    • International equities are implemented through a combination of total international index funds (VTIAX and similar investment trust) and emerging market index funds (VEMAX). Since VTIAX already contains about 15% emerging markets I’m imparting a much greater overweight in EM than in small caps in domestically.
  • The 40% weight in fixed income is mostly in stable value funds. My wife’s 401k has an excellent one yielding over 3% currently, whereas mine has one that yields just over 2%, compared with current treasury yields of 2.28% for 30-yr and 1.6% for 10-yr. I keep a small percentage in total bond market, but otherwise happy to take the yield while avoiding any principal risk.
  • I have 15% allocated to precious metals (PM) which is probably the most controversial decision. I won’t go into the reasoning here since PM/gold deserves a separate series of posts on its own. For now I’ll only say that I have been heavily influenced by the ideas behind the Permanent Portfolio. PM_passive is meant to contain only physical bullions but still has a sliver of mining companies that I’ll reposition gradually.
  • The table also contains target and current weights. I have a relaxed rebalance limit of relative ± 30%, but allow myself the discretion to rebalance at any time. In fact I did just that last month when the PM sector was entering a correction.
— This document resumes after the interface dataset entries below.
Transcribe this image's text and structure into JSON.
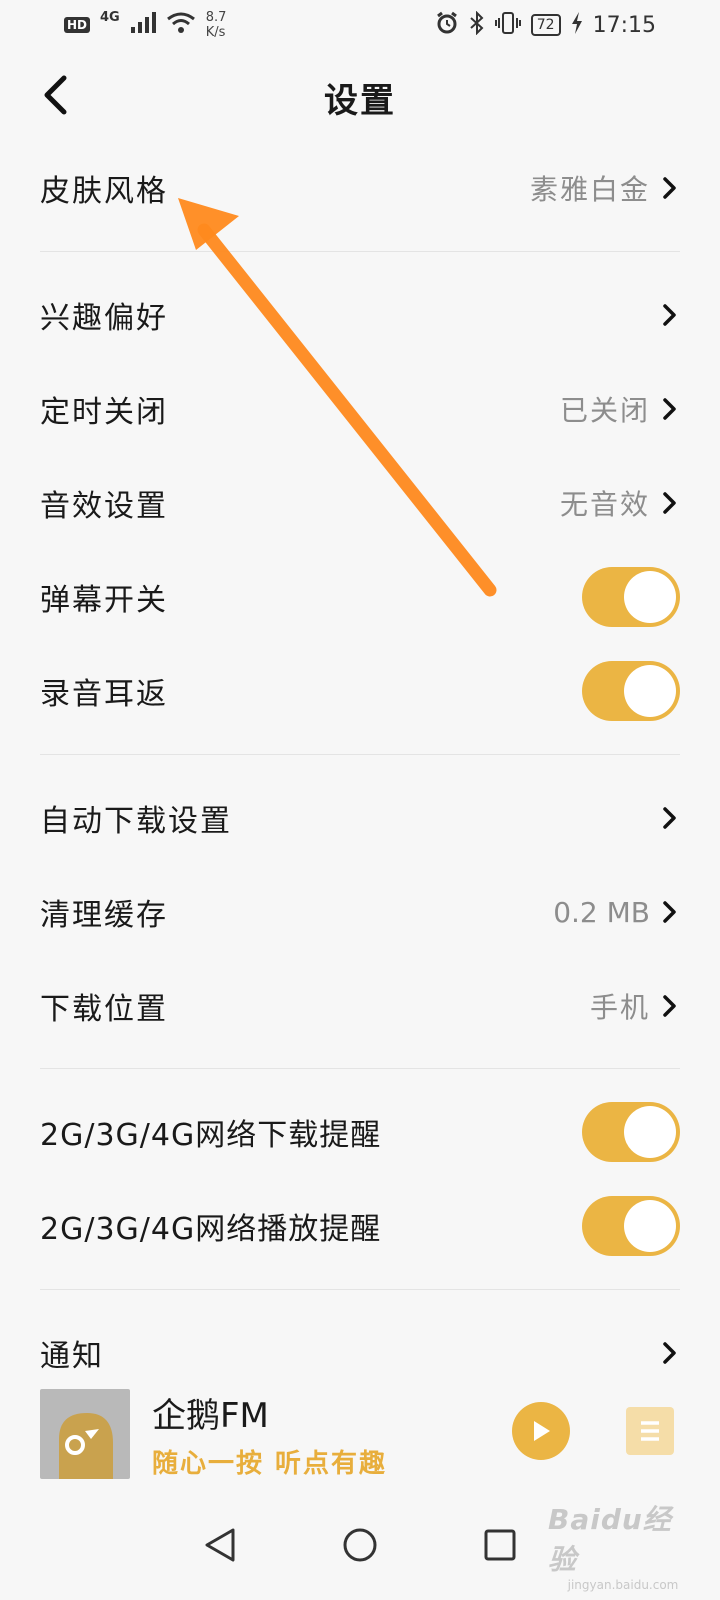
{
  "status_bar": {
    "hd": "HD",
    "network": "4G",
    "speed_value": "8.7",
    "speed_unit": "K/s",
    "battery": "72",
    "time": "17:15"
  },
  "header": {
    "title": "设置"
  },
  "settings": {
    "skin": {
      "label": "皮肤风格",
      "value": "素雅白金"
    },
    "interests": {
      "label": "兴趣偏好"
    },
    "timer": {
      "label": "定时关闭",
      "value": "已关闭"
    },
    "sound_effect": {
      "label": "音效设置",
      "value": "无音效"
    },
    "danmaku": {
      "label": "弹幕开关",
      "on": true
    },
    "ear_return": {
      "label": "录音耳返",
      "on": true
    },
    "auto_download": {
      "label": "自动下载设置"
    },
    "clear_cache": {
      "label": "清理缓存",
      "value": "0.2 MB"
    },
    "download_location": {
      "label": "下载位置",
      "value": "手机"
    },
    "mobile_download_alert": {
      "label": "2G/3G/4G网络下载提醒",
      "on": true
    },
    "mobile_play_alert": {
      "label": "2G/3G/4G网络播放提醒",
      "on": true
    },
    "notifications": {
      "label": "通知"
    }
  },
  "player": {
    "title": "企鹅FM",
    "slogan": "随心一按 听点有趣"
  },
  "watermark": {
    "logo": "Baidu经验",
    "url": "jingyan.baidu.com"
  },
  "colors": {
    "accent": "#ebb544",
    "annotation": "#ff8a1e",
    "value_text": "#8d8d8d"
  }
}
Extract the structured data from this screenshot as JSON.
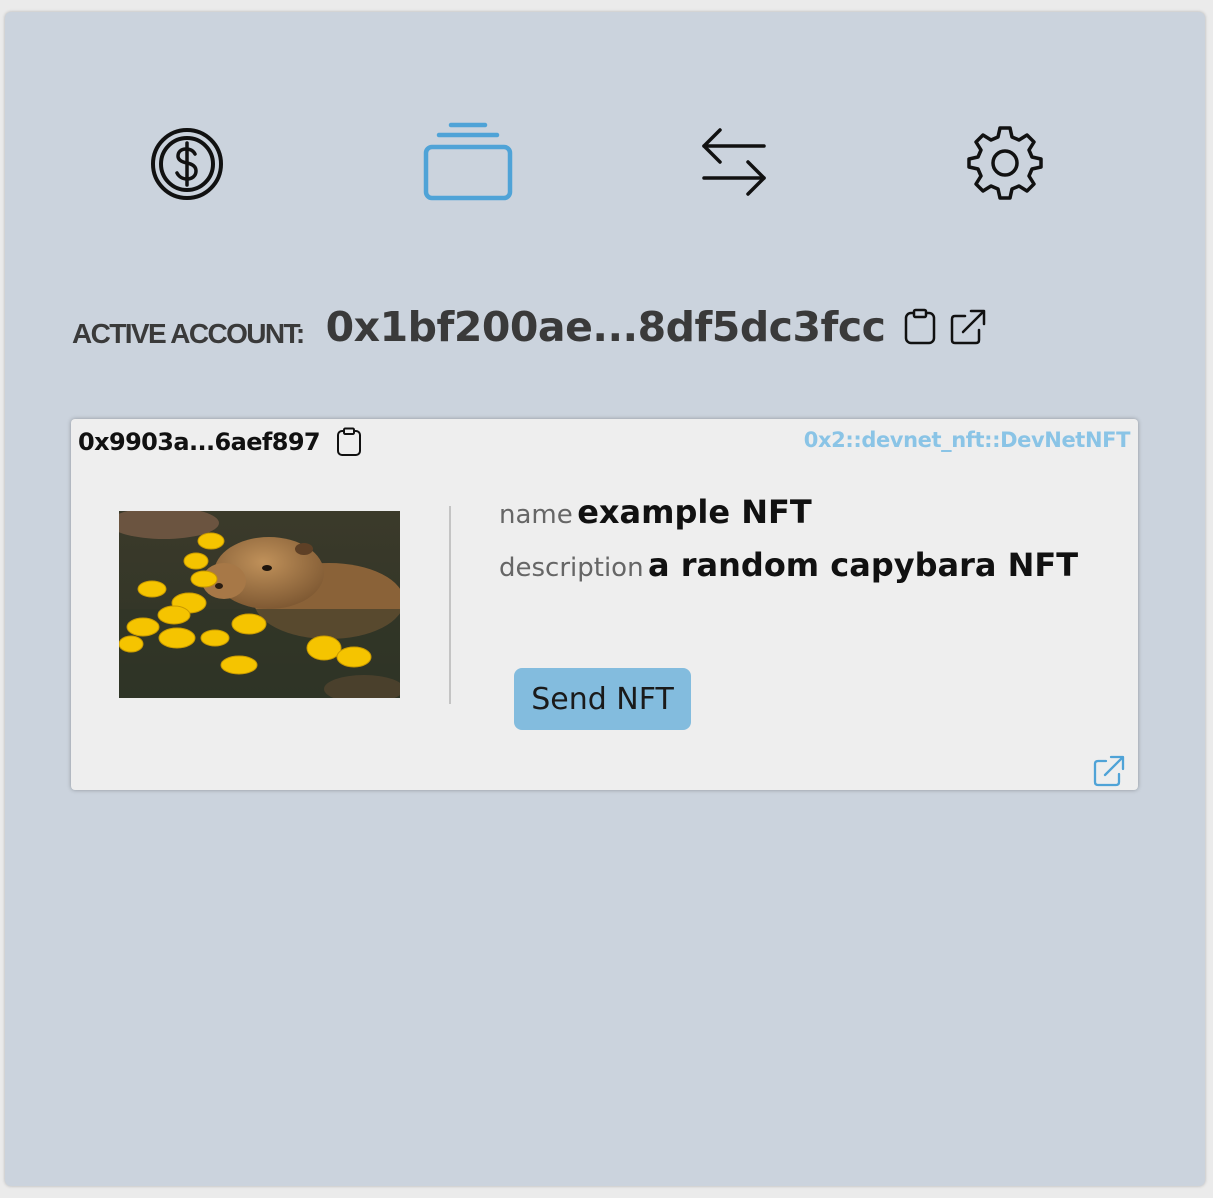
{
  "nav": {
    "items": [
      {
        "name": "coins",
        "icon": "coin-icon",
        "active": false
      },
      {
        "name": "nfts",
        "icon": "stack-icon",
        "active": true
      },
      {
        "name": "transactions",
        "icon": "arrows-left-right-icon",
        "active": false
      },
      {
        "name": "settings",
        "icon": "gear-icon",
        "active": false
      }
    ],
    "active_color": "#4fa3d7"
  },
  "account": {
    "label": "ACTIVE ACCOUNT:",
    "address": "0x1bf200ae...8df5dc3fcc",
    "copy_icon": "clipboard-icon",
    "link_icon": "external-link-icon"
  },
  "nft": {
    "object_id": "0x9903a...6aef897",
    "type": "0x2::devnet_nft::DevNetNFT",
    "image_icon": "capybara-photo",
    "fields": [
      {
        "key": "name",
        "value": "example NFT"
      },
      {
        "key": "description",
        "value": "a random capybara NFT"
      }
    ],
    "send_label": "Send NFT",
    "link_icon": "external-link-icon"
  },
  "colors": {
    "background": "#cbd3dd",
    "card": "#eeeeee",
    "accent": "#4fa3d7",
    "type_text": "#8ac4e6",
    "button": "#83bcde"
  }
}
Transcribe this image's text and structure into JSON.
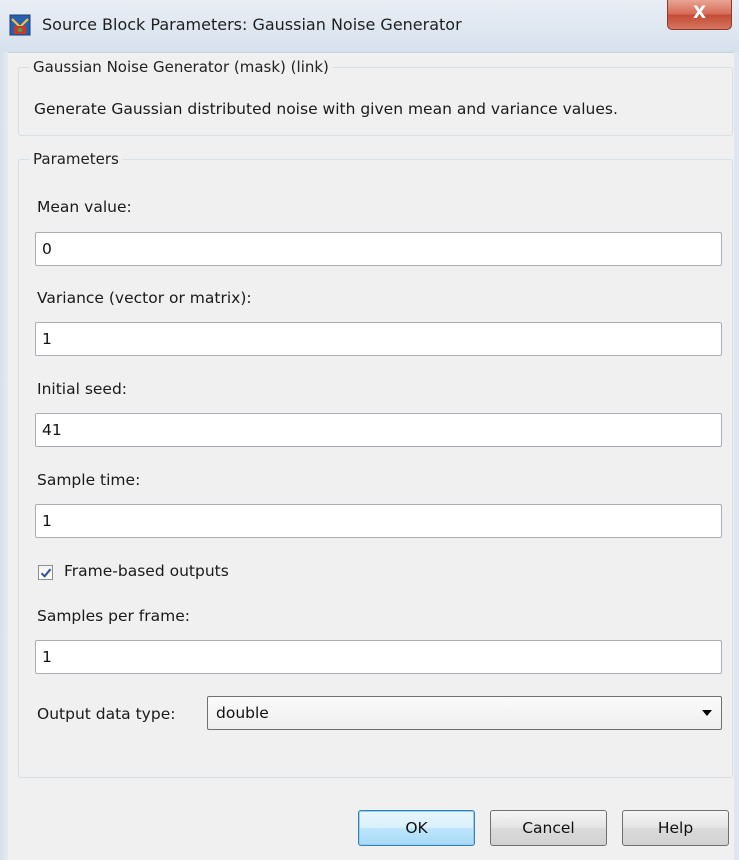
{
  "window": {
    "title": "Source Block Parameters: Gaussian Noise Generator",
    "close_glyph": "X"
  },
  "description_group": {
    "legend": "Gaussian Noise Generator (mask) (link)",
    "text": "Generate Gaussian distributed noise with given mean and variance values."
  },
  "parameters": {
    "legend": "Parameters",
    "mean_label": "Mean value:",
    "mean_value": "0",
    "variance_label": "Variance (vector or matrix):",
    "variance_value": "1",
    "seed_label": "Initial seed:",
    "seed_value": "41",
    "sample_time_label": "Sample time:",
    "sample_time_value": "1",
    "frame_based_label": "Frame-based outputs",
    "frame_based_checked": true,
    "samples_per_frame_label": "Samples per frame:",
    "samples_per_frame_value": "1",
    "output_type_label": "Output data type:",
    "output_type_value": "double"
  },
  "buttons": {
    "ok": "OK",
    "cancel": "Cancel",
    "help": "Help"
  },
  "icons": {
    "app": "simulink-block-icon",
    "close": "close-icon",
    "check": "check-icon",
    "dropdown": "chevron-down-icon"
  },
  "colors": {
    "dialog_bg": "#f0f0f0",
    "close_button": "#c44b35",
    "default_button_border": "#3c7fb1",
    "checkbox_check": "#2b4fa0"
  }
}
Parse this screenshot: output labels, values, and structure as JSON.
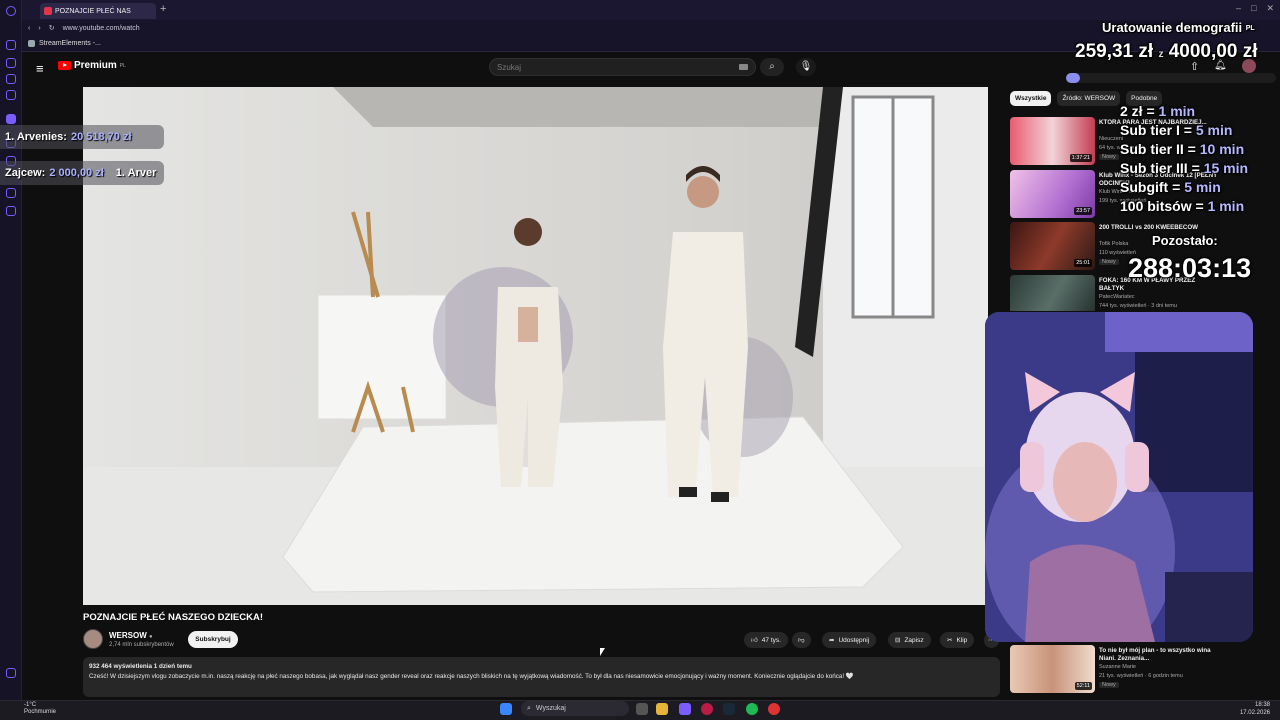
{
  "browser": {
    "tab_title": "POZNAJCIE PŁEĆ NAS",
    "new_tab": "+",
    "url": "www.youtube.com/watch",
    "bookmark": "StreamElements -..."
  },
  "youtube": {
    "logo": "Premium",
    "logo_region": "PL",
    "search_placeholder": "Szukaj",
    "video_title": "POZNAJCIE PŁEĆ NASZEGO DZIECKA!",
    "channel": "WERSOW",
    "subscribers": "2,74 mln subskrybentów",
    "subscribe_label": "Subskrybuj",
    "likes": "47 tys.",
    "share_label": "Udostępnij",
    "save_label": "Zapisz",
    "clip_label": "Klip",
    "stats": "932 464 wyświetlenia  1 dzień temu",
    "description": "Cześć! W dzisiejszym vlogu zobaczycie m.in. naszą reakcję na płeć naszego bobasa, jak wyglądał nasz gender reveal oraz reakcje naszych bliskich na tę wyjątkową wiadomość. To był dla nas niesamowicie emocjonujący i ważny moment. Koniecznie oglądajcie do końca! 🤍",
    "chips": [
      "Wszystkie",
      "Źródło: WERSOW",
      "Podobne"
    ],
    "recommendations": [
      {
        "title": "KTÓRA PARA JEST NAJBARDZIEJ...",
        "channel": "Nieuczeni",
        "meta": "64 tys. wyświetleń",
        "badge": "Nowy",
        "duration": "1:37:21",
        "color": "#c44a5a"
      },
      {
        "title": "Klub Winx - Sezon 3 Odcinek 12 [PEŁNY ODCINEK]",
        "channel": "Klub Winx Polska",
        "meta": "199 tys. wyświetleń",
        "badge": "",
        "duration": "23:57",
        "color": "#c278d8"
      },
      {
        "title": "200 TROLLI vs 200 KWEEBECÓW",
        "channel": "Tofik Polska",
        "meta": "110 wyświetleń",
        "badge": "Nowy",
        "duration": "25:01",
        "color": "#5a2a24"
      },
      {
        "title": "FOKA: 160 KM W PŁAWY PRZEZ BAŁTYK",
        "channel": "PatecWariatec",
        "meta": "744 tys. wyświetleń · 3 dni temu",
        "badge": "",
        "duration": "",
        "color": "#3c4a44"
      },
      {
        "title": "To nie był mój plan - to wszystko wina Niani. Zeznania...",
        "channel": "Suzanne Marie",
        "meta": "21 tys. wyświetleń · 6 godzin temu",
        "badge": "Nowy",
        "duration": "52:11",
        "color": "#d8b4a0"
      }
    ]
  },
  "overlay": {
    "goal_title": "Uratowanie demografii",
    "goal_flag": "PL",
    "goal_current": "259,31 zł",
    "goal_sep": "z",
    "goal_target": "4000,00 zł",
    "goal_progress": 0.065,
    "rules": [
      {
        "k": "2 zł",
        "v": "1 min"
      },
      {
        "k": "Sub tier I",
        "v": "5 min"
      },
      {
        "k": "Sub tier II",
        "v": "10 min"
      },
      {
        "k": "Sub tier III",
        "v": "15 min"
      },
      {
        "k": "Subgift",
        "v": "5 min"
      },
      {
        "k": "100 bitsów",
        "v": "1 min"
      }
    ],
    "remaining_label": "Pozostało:",
    "timer": "288:03:13",
    "donor1_name": "1. Arvenies:",
    "donor1_amount": "20 518,70 zł",
    "donor2_name": "Zajcew:",
    "donor2_amount": "2 000,00 zł",
    "donor2_extra": "1. Arver"
  },
  "taskbar": {
    "temp": "-1°C",
    "weather": "Pochmurnie",
    "search": "Wyszukaj",
    "time": "18:38",
    "date": "17.02.2026"
  },
  "colors": {
    "accent": "#8a8ef0",
    "brand": "#ff0000",
    "browser": "#7b5cff"
  }
}
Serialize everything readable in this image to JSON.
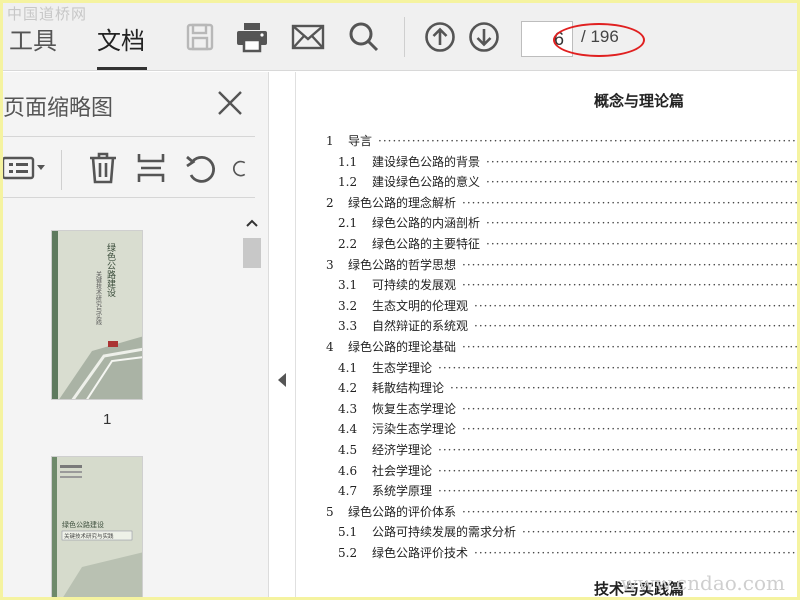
{
  "watermarks": {
    "top": "中国道桥网",
    "bottom": "www.cndao.com"
  },
  "toolbar": {
    "tabs": [
      {
        "label": "工具"
      },
      {
        "label": "文档"
      }
    ],
    "icons": [
      "save-icon",
      "print-icon",
      "email-icon",
      "search-icon",
      "arrow-up-circle-icon",
      "arrow-down-circle-icon"
    ],
    "page_current": "6",
    "page_total": "/ 196"
  },
  "thumb_panel": {
    "title": "页面缩略图",
    "tools": [
      "options-icon",
      "trash-icon",
      "extract-icon",
      "rotate-left-icon",
      "rotate-right-icon"
    ],
    "thumbnails": [
      {
        "label": "1",
        "cover_title": "绿色公路建设",
        "cover_subtitle": "关键技术研究与实践"
      },
      {
        "label": "",
        "cover_title": "绿色公路建设",
        "cover_subtitle": "关键技术研究与实践"
      }
    ]
  },
  "document": {
    "section_title": "概念与理论篇",
    "next_section_title": "技术与实践篇",
    "toc": [
      {
        "level": 1,
        "num": "1",
        "label": "导言"
      },
      {
        "level": 2,
        "num": "1.1",
        "label": "建设绿色公路的背景"
      },
      {
        "level": 2,
        "num": "1.2",
        "label": "建设绿色公路的意义"
      },
      {
        "level": 1,
        "num": "2",
        "label": "绿色公路的理念解析"
      },
      {
        "level": 2,
        "num": "2.1",
        "label": "绿色公路的内涵剖析"
      },
      {
        "level": 2,
        "num": "2.2",
        "label": "绿色公路的主要特征"
      },
      {
        "level": 1,
        "num": "3",
        "label": "绿色公路的哲学思想"
      },
      {
        "level": 2,
        "num": "3.1",
        "label": "可持续的发展观"
      },
      {
        "level": 2,
        "num": "3.2",
        "label": "生态文明的伦理观"
      },
      {
        "level": 2,
        "num": "3.3",
        "label": "自然辩证的系统观"
      },
      {
        "level": 1,
        "num": "4",
        "label": "绿色公路的理论基础"
      },
      {
        "level": 2,
        "num": "4.1",
        "label": "生态学理论"
      },
      {
        "level": 2,
        "num": "4.2",
        "label": "耗散结构理论"
      },
      {
        "level": 2,
        "num": "4.3",
        "label": "恢复生态学理论"
      },
      {
        "level": 2,
        "num": "4.4",
        "label": "污染生态学理论"
      },
      {
        "level": 2,
        "num": "4.5",
        "label": "经济学理论"
      },
      {
        "level": 2,
        "num": "4.6",
        "label": "社会学理论"
      },
      {
        "level": 2,
        "num": "4.7",
        "label": "系统学原理"
      },
      {
        "level": 1,
        "num": "5",
        "label": "绿色公路的评价体系"
      },
      {
        "level": 2,
        "num": "5.1",
        "label": "公路可持续发展的需求分析"
      },
      {
        "level": 2,
        "num": "5.2",
        "label": "绿色公路评价技术"
      }
    ]
  }
}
Overall this is a very conservative portfolio that is meant to serve as a stable foundation. I plan to review the allocation on an annual basis. I do not foreseen any drastic changes; any tweaks will be small and take effect gradually.